WHAT IS REQUIRED -> Find each line below containing the word "Espace" and copy it.

START EXTRACTED MATERIAL

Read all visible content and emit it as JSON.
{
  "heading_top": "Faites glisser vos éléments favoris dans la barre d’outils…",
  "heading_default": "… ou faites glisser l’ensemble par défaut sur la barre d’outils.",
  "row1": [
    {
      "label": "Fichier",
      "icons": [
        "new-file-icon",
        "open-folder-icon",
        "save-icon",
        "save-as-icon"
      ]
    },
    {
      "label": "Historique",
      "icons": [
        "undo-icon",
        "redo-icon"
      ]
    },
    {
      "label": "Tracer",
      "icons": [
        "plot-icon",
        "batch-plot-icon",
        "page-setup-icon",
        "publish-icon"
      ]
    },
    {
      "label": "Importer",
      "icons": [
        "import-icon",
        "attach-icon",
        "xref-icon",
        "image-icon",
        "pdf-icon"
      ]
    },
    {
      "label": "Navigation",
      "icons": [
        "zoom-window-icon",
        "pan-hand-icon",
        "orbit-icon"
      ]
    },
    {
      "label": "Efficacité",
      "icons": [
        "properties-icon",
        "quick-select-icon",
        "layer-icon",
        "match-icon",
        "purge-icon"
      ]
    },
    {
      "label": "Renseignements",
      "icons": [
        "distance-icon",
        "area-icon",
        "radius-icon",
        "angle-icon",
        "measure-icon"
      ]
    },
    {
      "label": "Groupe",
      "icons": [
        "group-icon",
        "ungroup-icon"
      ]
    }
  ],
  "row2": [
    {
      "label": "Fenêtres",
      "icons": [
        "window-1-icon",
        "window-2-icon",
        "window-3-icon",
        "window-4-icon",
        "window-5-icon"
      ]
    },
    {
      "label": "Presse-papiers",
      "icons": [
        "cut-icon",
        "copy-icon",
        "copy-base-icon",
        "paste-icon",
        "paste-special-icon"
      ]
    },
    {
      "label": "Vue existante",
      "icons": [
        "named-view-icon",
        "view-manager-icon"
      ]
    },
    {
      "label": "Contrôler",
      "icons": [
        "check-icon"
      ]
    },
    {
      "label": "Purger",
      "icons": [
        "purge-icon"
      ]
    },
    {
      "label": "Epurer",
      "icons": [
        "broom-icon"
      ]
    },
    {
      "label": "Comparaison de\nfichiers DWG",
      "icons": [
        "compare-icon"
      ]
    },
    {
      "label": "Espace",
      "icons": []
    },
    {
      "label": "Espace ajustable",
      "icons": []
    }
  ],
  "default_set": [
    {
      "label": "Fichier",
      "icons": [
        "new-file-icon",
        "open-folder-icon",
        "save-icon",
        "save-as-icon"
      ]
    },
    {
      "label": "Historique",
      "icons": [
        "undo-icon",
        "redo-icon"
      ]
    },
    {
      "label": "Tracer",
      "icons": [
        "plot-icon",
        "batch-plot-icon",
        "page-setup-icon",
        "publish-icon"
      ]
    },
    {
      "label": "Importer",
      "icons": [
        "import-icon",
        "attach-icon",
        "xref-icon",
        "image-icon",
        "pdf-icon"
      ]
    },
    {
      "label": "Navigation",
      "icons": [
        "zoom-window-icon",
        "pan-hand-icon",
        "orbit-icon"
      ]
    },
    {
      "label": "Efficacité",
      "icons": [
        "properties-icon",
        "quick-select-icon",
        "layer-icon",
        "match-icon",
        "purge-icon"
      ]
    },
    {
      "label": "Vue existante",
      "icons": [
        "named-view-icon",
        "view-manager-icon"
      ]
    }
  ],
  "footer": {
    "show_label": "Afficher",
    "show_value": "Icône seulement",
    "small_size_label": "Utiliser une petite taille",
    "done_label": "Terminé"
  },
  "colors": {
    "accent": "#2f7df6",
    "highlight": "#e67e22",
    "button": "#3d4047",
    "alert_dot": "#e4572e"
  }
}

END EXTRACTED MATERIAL

ANSWER SECTION ->
      "label": "Espace",
      "label": "Espace ajustable",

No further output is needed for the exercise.